How to become a dictator Everyone should read the newest book by the French neuropsychiatrist Boris Cyrulnik. Recently, I saw an interview on the French TV in which Cyrulnik talked about his book and although I had something else to do, I couldn’t stop watching till the program had ended. The book is basically about inner freedom and voluntary servitude. This duality and the way you develop into one direction or the other makes that the book is about how... Philosophy by the Way -


A Few Points of Philosophical Interest Learned by Watching Our Cats: Part II If cats are conscious but not self-conscious—that is, if they do not split experience in two and constitute an inner self which stands at one remove from all other perceptions—they show us how much we overestimate the importance of self-awareness and subjectivity. They are extraordinarily varied in personality and habits; Leo and Oliver are littermates and have never been apart. Yet their preferences are as different as their markings, and though both are very affectionate... The Philosophical Salon -


“Rational Anthropology”: What’s in a Name? –Imagine a New Kind of Philosophy. ’Tis but thy name that is my enemy; Thou art thyself, though not a Montague. What’s Montague? it is nor hand, nor foot, Nor arm, nor face, nor any other part Belonging to a man. O, be some other name! What’s in a name? that which we call a rose By any other name would … [continue reading] Against Professional Philosophy -
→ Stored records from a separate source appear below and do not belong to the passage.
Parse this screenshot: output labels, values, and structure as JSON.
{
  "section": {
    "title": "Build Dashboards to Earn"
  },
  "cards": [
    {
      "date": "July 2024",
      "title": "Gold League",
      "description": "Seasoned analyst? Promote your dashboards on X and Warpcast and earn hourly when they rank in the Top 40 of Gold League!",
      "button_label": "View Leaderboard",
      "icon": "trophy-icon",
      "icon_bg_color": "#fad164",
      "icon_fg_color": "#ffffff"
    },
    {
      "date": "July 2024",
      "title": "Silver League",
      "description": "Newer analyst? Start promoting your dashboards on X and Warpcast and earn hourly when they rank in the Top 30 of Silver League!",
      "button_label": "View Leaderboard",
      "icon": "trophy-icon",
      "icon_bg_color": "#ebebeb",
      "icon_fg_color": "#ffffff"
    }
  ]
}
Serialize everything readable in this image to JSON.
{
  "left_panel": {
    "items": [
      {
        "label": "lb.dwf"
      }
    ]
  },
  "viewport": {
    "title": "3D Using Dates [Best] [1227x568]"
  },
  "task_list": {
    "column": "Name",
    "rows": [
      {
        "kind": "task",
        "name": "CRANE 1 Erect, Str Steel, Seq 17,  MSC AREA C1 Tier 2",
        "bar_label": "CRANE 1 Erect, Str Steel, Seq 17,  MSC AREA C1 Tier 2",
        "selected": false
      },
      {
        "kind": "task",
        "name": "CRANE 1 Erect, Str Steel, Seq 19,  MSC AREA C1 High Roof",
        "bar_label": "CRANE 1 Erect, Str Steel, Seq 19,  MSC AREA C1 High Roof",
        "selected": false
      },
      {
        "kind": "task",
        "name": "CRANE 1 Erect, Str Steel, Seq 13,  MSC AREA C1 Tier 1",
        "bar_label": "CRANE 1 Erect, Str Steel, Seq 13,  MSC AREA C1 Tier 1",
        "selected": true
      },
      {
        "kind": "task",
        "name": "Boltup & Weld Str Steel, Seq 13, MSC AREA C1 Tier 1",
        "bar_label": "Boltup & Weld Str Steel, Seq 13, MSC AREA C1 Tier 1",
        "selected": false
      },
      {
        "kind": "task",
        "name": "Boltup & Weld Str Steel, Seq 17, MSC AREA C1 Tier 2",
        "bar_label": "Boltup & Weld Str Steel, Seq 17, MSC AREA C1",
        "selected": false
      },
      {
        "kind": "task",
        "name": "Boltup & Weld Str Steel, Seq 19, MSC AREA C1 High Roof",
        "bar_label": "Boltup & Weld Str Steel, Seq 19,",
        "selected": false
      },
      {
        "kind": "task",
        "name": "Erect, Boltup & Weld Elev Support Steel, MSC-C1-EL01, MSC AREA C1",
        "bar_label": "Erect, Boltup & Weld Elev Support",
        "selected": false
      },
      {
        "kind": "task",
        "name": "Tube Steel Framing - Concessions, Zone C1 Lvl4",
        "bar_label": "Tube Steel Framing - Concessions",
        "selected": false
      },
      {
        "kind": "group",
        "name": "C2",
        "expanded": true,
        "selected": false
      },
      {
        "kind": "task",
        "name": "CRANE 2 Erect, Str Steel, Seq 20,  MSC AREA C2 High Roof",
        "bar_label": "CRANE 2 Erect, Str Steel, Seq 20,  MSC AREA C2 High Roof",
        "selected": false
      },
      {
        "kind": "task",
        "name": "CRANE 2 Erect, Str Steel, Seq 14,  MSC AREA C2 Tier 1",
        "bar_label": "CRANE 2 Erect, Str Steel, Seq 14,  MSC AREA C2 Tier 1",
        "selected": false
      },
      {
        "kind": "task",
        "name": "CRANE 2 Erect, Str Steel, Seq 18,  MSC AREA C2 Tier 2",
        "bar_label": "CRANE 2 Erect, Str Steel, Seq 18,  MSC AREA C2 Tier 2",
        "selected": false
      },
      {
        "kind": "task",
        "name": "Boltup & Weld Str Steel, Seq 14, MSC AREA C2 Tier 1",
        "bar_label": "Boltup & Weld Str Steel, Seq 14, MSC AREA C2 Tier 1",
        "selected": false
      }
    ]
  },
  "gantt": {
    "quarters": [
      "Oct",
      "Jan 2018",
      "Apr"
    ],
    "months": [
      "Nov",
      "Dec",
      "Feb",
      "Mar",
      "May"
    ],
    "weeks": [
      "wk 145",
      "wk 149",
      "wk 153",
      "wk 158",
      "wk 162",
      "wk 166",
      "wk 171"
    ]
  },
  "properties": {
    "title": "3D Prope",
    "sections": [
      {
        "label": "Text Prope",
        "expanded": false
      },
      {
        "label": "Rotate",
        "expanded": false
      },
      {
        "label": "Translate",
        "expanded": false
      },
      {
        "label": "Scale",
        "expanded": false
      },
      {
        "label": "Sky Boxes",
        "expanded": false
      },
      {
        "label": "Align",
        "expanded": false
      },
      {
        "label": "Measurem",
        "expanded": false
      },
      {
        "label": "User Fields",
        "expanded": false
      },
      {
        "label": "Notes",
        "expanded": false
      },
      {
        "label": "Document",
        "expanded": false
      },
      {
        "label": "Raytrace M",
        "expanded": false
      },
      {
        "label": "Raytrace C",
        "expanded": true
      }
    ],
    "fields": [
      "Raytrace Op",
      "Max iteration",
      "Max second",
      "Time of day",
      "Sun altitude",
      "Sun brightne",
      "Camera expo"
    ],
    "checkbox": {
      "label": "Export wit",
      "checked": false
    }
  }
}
THE PHILOSOPHY OF THE FUTURE, #24–Po-Mo Architecture, Crises in Physics and Big Science, and The One-Two Punch. This book, THE PHILOSOPHY OF THE FUTURE: Uniscience and the Modern World, by Robert Hanna, presents and defends a critical philosophy of science and digital technology, and a new and prescient philosophy of nature and human thinking. It is being made available here in serial format, but you can also download and read or share … [continue reading] Against Professional Philosophy -


Eliminating and interpreting as Buddhists I want to turn now to what I think are the really interesting questions raised by Justin Whitaker’s latest post on the Sigālovāda Sutta. These are questions of hermeneutics, of method in interpretation. As noted, the previous post was exegetical: I think everything I say there could have been endorsed by a historically oriented religion scholar with no stake in Buddhist tradition. But Justin and I are not that: we are Buddhist theologians, who consider... The Indian Philosophy Blog -


Eliminating and interpreting as Buddhists I want to turn now to what I think are the really interesting questions raised by Justin Whitaker’s latest post on the Sigālovāda Sutta. These are questions of hermeneutics, of method in interpretation. As noted, the previous post was exegetical: I think everything I say there could have been endorsed by a historically oriented religion scholar with no stake in Buddhist tradition. But Justin and I are not that: we are Buddhist theologians, who consider... Love of All Wisdom -


TRANSLATIONS Thank you, Stephen Darling, for the accurate translation. Taking all in all, I think we can say that he finds me lame, silly, trifling, otiose, insignificant, uninteresting, trivial, simply not worth paying attention to.  Which calls to mind Pooh-Bah’s remark in The Mikado when he is handed a small bag of coins as a bribe: “another insult, and by the feel of it, a light one.”   I was never big in France. Now, Croatia,... The Philosopher’s Stone -